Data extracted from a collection
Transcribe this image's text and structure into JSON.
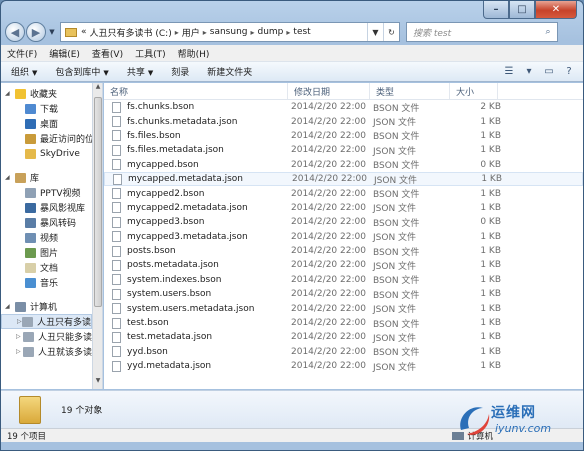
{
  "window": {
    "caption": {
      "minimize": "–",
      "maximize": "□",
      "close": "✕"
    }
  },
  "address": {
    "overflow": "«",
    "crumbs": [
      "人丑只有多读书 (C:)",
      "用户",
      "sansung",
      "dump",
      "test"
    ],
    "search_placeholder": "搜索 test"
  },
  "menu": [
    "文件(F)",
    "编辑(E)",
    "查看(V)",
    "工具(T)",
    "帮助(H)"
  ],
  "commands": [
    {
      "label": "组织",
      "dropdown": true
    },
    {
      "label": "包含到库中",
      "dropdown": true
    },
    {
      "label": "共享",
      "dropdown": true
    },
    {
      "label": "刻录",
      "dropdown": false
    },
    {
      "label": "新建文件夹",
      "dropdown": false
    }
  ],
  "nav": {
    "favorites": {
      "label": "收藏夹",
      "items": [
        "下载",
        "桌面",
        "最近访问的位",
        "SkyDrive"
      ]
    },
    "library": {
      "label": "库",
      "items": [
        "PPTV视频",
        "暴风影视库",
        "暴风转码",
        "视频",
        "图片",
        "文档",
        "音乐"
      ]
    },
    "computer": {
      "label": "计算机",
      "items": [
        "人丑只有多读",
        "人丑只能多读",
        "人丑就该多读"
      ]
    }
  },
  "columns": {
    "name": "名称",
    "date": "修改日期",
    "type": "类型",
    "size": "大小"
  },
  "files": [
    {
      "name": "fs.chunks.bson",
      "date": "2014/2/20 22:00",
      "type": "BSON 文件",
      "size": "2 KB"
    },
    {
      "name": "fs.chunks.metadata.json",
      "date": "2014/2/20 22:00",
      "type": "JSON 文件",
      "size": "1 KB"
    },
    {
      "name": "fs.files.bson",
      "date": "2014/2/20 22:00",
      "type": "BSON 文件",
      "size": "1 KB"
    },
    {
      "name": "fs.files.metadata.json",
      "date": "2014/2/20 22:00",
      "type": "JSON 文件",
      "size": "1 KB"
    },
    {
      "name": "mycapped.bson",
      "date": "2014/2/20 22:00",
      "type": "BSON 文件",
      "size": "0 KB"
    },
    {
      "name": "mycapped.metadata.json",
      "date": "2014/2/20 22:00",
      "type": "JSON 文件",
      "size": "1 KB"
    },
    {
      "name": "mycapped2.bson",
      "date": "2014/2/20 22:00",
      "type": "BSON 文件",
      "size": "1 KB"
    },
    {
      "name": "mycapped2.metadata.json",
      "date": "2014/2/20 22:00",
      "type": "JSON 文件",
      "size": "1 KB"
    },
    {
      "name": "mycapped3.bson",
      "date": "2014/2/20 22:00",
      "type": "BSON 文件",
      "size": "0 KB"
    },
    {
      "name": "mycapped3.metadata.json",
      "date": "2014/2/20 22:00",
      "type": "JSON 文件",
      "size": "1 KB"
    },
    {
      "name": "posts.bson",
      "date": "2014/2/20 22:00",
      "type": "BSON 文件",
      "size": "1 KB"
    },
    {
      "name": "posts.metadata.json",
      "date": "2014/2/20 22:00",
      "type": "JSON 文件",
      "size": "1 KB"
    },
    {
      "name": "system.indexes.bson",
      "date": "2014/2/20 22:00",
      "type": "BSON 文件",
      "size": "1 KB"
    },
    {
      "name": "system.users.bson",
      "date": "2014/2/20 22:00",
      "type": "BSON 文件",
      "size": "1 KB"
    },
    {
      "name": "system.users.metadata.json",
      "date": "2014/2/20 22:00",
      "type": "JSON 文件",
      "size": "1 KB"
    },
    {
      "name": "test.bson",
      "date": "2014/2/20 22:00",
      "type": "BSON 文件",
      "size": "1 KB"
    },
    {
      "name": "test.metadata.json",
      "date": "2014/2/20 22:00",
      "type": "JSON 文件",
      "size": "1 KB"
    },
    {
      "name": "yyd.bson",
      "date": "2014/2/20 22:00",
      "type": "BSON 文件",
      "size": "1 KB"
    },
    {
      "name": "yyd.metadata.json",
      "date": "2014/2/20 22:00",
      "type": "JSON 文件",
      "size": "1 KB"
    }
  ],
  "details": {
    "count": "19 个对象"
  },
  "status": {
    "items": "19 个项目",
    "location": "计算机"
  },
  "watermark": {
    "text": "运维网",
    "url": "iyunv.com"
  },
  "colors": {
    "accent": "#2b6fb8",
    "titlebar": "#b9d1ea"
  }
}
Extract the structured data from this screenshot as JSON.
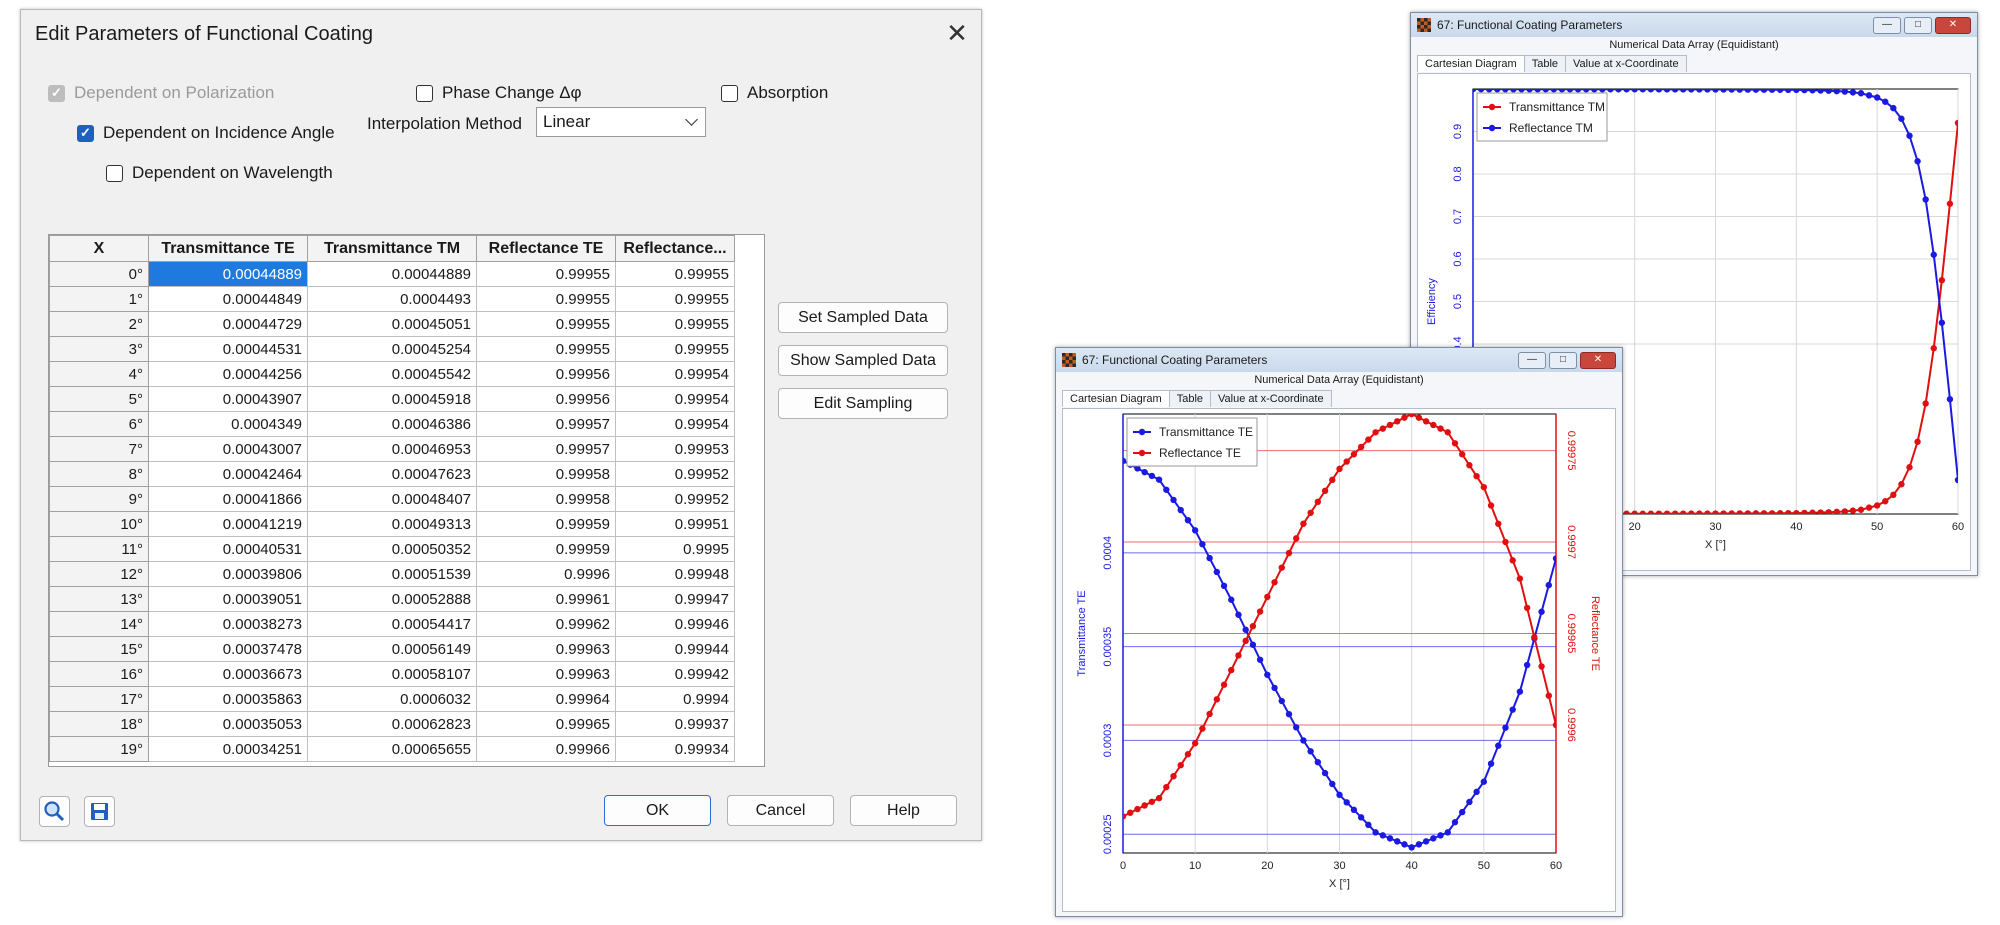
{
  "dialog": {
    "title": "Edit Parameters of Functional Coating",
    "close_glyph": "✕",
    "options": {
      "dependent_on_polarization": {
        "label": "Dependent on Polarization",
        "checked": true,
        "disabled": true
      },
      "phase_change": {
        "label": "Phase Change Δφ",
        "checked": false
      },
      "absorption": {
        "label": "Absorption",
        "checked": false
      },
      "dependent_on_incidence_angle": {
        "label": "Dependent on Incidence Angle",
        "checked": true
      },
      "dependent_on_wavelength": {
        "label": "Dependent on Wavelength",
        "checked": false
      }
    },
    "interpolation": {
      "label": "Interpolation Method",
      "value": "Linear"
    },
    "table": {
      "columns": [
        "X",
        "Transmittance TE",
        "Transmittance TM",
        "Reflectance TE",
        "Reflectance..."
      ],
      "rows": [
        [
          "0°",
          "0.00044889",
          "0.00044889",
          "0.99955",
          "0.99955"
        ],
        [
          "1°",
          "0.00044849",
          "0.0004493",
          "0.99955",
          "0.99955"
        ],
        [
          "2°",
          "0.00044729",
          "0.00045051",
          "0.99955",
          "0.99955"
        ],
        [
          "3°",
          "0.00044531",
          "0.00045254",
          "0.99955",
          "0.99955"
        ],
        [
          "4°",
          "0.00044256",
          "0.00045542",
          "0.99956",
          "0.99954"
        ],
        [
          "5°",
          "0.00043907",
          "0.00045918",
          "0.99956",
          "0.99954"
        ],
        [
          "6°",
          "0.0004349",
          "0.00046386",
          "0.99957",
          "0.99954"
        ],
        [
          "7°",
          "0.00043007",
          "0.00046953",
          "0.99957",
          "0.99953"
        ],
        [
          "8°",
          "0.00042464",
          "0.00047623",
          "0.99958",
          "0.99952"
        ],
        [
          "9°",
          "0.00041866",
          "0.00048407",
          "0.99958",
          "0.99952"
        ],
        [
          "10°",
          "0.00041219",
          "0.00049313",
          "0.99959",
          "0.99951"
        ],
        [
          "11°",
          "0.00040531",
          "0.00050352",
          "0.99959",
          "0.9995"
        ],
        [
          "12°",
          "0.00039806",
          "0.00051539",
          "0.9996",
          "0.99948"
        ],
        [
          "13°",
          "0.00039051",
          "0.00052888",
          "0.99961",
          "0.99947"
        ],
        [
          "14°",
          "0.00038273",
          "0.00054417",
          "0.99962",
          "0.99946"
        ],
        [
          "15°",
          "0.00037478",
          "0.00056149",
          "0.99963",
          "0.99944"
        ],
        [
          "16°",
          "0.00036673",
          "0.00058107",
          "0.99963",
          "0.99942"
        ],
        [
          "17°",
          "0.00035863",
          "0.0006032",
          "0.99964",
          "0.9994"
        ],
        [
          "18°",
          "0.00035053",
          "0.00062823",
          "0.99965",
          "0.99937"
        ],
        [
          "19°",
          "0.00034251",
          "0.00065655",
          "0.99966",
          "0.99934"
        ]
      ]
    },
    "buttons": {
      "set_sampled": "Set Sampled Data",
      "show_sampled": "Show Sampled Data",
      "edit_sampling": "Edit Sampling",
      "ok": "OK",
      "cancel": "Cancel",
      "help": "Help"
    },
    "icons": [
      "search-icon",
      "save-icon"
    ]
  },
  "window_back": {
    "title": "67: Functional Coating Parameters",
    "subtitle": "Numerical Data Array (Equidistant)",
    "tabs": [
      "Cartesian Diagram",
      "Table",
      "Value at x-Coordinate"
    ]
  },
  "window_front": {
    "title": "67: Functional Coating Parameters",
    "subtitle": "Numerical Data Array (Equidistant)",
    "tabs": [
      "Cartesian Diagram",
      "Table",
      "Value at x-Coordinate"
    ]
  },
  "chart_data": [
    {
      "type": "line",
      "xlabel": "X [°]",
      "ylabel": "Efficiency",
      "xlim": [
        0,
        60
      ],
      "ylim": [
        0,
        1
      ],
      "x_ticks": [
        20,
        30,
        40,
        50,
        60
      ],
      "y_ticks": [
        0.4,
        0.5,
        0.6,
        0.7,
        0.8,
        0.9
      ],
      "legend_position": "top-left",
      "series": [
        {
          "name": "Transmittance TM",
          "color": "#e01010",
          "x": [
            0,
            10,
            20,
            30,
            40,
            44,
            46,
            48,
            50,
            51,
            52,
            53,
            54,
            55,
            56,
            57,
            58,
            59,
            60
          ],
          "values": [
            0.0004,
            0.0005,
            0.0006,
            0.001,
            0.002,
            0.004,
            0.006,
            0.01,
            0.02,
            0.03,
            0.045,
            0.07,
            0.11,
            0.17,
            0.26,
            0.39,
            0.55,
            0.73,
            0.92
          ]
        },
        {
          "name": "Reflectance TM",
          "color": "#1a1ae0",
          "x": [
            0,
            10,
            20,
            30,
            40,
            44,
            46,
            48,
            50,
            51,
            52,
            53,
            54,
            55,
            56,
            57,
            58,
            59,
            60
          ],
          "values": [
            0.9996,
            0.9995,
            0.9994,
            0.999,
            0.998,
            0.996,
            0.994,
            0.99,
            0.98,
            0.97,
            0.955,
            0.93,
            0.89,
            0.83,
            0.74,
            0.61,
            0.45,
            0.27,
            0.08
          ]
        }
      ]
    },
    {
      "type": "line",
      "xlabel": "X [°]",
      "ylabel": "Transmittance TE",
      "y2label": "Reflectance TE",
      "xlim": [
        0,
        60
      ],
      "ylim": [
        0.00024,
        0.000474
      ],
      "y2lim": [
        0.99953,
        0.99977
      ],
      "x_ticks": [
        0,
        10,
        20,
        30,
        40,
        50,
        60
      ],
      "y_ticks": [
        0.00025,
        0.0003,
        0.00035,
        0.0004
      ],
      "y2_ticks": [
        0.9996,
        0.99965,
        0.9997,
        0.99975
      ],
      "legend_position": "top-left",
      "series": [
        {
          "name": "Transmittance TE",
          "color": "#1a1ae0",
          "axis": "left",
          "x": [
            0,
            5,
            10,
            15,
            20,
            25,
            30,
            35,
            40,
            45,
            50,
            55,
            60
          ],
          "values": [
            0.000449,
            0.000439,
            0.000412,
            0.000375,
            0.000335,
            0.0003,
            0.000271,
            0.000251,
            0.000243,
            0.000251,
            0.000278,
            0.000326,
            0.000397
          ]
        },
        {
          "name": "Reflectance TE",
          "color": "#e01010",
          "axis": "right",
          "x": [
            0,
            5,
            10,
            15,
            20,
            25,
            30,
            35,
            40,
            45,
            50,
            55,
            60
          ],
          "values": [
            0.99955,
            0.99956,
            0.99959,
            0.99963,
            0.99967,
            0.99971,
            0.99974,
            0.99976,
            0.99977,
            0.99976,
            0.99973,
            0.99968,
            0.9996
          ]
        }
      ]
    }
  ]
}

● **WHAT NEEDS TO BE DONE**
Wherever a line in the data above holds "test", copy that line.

● **SOLUTION**
      "test"
    "search_placeholder": "搜索 test"
      "name": "test.bson",
      "name": "test.metadata.json",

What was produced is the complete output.